IN A WORLD WITHOUT GOD, THERE CAN BE NO OBJECTIVE RIGHT AND WRONG, ONLY OUR CULTURALLY AND PERSONALLY RELATIVE, SUBJECTIVE JUDGMENTS. THIS MEANS THAT IT IS IMPOSSIBLE TO CONDEMN WAR, OPPRESSION, OR CRIME AS EVIL. NOR CAN ONE PRAISE BROTHERHOOD, EQUALITY, AND LOVE AS GOOD. FOR IN A UNIVERSE WITHOUT GOD, GOOD AND EVIL DO NOT EXIST—THERE IS ONLY THE BARE VALUELESS FACT OF EXISTENCE, AND THERE IS NO ONE TO SAY YOU ARE RIGHT AND I AM WRONG.
WILLIAM LANE CRAIG, REASONABLE FAITH: CHRISTIAN TRUTH AND APOLOGETICS (WHEATON, IL: CROSSWAY, 1994) 61.
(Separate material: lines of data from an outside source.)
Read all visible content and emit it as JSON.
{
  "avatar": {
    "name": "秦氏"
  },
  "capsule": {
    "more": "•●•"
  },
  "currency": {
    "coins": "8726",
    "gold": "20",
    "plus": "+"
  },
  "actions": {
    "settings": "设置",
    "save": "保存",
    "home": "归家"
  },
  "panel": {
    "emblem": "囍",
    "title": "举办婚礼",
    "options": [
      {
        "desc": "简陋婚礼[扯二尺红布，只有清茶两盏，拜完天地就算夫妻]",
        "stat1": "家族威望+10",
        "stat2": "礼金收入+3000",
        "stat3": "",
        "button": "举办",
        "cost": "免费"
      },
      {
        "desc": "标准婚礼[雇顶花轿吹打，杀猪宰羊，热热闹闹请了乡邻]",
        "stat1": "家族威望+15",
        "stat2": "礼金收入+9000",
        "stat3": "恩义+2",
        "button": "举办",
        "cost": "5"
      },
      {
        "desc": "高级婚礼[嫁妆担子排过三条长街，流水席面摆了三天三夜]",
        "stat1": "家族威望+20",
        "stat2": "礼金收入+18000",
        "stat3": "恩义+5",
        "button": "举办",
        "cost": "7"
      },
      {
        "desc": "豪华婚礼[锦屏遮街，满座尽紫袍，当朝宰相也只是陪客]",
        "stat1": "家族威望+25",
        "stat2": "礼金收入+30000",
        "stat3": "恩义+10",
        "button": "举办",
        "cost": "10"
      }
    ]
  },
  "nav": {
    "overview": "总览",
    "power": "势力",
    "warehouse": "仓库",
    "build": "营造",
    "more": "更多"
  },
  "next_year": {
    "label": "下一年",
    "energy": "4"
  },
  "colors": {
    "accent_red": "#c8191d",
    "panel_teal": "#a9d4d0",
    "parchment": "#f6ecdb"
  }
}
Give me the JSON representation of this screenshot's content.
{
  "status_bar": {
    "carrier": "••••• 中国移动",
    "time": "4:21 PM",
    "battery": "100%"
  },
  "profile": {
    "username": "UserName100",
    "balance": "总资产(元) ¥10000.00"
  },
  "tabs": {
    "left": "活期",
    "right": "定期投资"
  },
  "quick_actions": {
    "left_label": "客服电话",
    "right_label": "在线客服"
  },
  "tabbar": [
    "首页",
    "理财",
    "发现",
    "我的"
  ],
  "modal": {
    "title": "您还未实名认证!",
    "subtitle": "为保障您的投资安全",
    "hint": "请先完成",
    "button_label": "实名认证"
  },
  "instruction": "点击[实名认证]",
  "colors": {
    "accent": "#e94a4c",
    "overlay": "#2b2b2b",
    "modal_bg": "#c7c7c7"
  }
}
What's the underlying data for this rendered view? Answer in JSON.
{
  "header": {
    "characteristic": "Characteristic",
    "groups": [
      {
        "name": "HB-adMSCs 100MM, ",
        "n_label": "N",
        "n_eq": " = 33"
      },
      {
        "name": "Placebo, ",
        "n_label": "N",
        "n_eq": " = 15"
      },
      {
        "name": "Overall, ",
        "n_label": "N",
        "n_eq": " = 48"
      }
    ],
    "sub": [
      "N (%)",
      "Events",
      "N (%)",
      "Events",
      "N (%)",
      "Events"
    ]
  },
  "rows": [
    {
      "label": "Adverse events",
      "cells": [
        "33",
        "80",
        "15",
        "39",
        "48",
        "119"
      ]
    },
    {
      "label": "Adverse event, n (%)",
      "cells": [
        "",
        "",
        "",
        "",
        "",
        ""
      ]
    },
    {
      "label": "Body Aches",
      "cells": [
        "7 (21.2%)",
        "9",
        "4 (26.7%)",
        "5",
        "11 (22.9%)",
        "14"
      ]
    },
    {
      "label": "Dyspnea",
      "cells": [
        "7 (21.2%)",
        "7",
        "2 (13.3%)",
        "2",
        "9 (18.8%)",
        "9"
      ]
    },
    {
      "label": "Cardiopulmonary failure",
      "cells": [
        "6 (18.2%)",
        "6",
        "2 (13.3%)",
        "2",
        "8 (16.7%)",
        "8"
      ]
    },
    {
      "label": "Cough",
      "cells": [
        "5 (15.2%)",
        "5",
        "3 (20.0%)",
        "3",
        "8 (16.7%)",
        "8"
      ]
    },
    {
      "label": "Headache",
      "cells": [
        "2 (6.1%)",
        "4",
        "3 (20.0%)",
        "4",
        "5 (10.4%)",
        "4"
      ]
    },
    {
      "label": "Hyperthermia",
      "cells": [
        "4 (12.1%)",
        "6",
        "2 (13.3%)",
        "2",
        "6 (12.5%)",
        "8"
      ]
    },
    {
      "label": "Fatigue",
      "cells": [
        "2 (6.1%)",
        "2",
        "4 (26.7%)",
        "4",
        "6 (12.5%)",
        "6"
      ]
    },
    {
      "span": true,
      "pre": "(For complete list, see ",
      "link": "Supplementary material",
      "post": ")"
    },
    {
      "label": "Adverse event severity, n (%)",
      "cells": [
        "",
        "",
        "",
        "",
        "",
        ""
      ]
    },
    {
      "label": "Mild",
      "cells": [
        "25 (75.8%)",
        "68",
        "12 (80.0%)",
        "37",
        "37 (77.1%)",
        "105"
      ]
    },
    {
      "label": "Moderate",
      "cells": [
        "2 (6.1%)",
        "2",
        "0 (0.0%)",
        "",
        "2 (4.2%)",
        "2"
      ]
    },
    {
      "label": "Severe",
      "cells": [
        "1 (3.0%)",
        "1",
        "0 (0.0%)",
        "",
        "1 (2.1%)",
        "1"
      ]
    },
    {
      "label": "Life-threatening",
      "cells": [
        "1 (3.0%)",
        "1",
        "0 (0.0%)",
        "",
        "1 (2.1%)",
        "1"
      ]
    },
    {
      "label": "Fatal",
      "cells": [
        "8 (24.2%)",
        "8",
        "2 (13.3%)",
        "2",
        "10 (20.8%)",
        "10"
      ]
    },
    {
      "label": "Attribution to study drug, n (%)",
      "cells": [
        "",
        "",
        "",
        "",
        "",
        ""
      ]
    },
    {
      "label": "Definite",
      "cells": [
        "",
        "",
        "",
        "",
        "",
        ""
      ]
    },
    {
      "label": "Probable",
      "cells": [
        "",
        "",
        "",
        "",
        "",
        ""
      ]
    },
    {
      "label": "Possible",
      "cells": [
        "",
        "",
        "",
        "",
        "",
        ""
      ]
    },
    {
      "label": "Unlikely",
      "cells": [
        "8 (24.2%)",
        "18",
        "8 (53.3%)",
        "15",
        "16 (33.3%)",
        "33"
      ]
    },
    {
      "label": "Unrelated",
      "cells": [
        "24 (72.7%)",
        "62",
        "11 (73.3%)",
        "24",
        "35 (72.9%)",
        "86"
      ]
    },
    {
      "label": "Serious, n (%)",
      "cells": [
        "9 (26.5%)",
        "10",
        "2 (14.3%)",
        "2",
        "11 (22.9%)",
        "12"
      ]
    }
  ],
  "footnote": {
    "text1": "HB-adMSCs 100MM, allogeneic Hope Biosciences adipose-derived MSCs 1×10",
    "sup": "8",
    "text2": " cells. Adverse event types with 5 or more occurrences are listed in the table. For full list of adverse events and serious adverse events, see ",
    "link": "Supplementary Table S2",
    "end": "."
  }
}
While Craig is addressing the absurdity of life without God, this applies to God’s ultimate justice as well. If universalism is true and everyone goes to heaven, does this mean that Adolf Hitler escaped justice by committing suicide and now enjoys heavenly bliss? The innocent victims of his brutality surely cry out that evil is real and justice is needed. We can celebrate evidence that death is not the end while calling into question the dubious popular theology attached to these experiences.